▶ [Aim of the task]: Copy every line below that has the word "this" in it.

▶ [Listed records]:
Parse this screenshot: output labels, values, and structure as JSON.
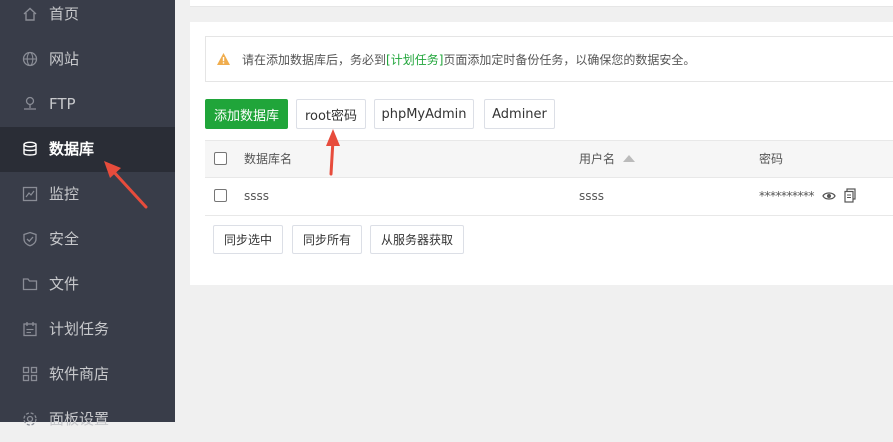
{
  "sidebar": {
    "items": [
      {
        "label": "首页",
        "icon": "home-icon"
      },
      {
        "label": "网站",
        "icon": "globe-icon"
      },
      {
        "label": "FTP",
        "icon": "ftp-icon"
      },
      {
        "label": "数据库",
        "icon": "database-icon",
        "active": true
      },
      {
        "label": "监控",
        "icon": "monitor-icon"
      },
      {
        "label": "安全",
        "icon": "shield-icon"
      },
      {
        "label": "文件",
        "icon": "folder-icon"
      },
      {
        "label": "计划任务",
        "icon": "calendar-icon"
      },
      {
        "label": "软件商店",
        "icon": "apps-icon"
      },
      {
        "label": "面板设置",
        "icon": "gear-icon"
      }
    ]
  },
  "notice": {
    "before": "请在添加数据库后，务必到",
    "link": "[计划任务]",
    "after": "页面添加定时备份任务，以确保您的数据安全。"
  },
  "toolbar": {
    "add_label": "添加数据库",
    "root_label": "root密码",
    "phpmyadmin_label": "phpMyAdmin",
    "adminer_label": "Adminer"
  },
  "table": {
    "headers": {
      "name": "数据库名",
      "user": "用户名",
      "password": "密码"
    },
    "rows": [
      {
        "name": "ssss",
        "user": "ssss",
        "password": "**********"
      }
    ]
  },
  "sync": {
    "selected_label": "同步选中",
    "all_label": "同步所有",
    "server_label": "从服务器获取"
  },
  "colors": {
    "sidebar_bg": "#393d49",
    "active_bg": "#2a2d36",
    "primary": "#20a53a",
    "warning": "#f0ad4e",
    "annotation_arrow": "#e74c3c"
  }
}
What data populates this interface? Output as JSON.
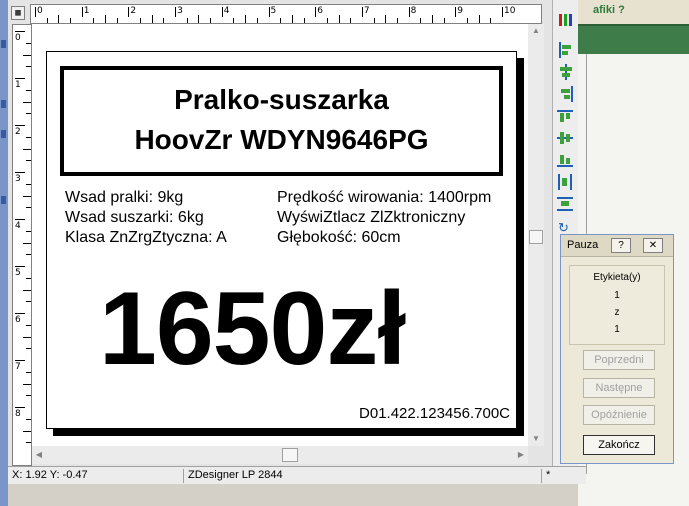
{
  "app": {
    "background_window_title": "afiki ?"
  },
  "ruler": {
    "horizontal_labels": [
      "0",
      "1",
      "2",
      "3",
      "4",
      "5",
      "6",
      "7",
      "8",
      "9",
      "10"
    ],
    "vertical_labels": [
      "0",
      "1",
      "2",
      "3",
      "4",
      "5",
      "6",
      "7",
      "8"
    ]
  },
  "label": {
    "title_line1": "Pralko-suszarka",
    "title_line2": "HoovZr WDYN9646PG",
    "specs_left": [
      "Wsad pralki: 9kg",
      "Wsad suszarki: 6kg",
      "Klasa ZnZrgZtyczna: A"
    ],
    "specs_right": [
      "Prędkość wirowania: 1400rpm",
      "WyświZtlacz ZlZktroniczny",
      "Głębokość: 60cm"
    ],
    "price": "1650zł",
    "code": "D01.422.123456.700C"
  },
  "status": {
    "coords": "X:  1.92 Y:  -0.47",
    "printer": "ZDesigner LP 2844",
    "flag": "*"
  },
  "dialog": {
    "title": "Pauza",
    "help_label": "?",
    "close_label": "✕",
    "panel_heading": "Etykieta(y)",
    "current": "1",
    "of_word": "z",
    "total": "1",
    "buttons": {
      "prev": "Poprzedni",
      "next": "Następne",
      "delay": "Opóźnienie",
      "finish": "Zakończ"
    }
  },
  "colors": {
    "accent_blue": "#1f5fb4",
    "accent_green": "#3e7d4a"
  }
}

▶ [Answer section]:
Parse this screenshot: output labels, values, and structure as JSON.
What data populates this interface? Output as JSON.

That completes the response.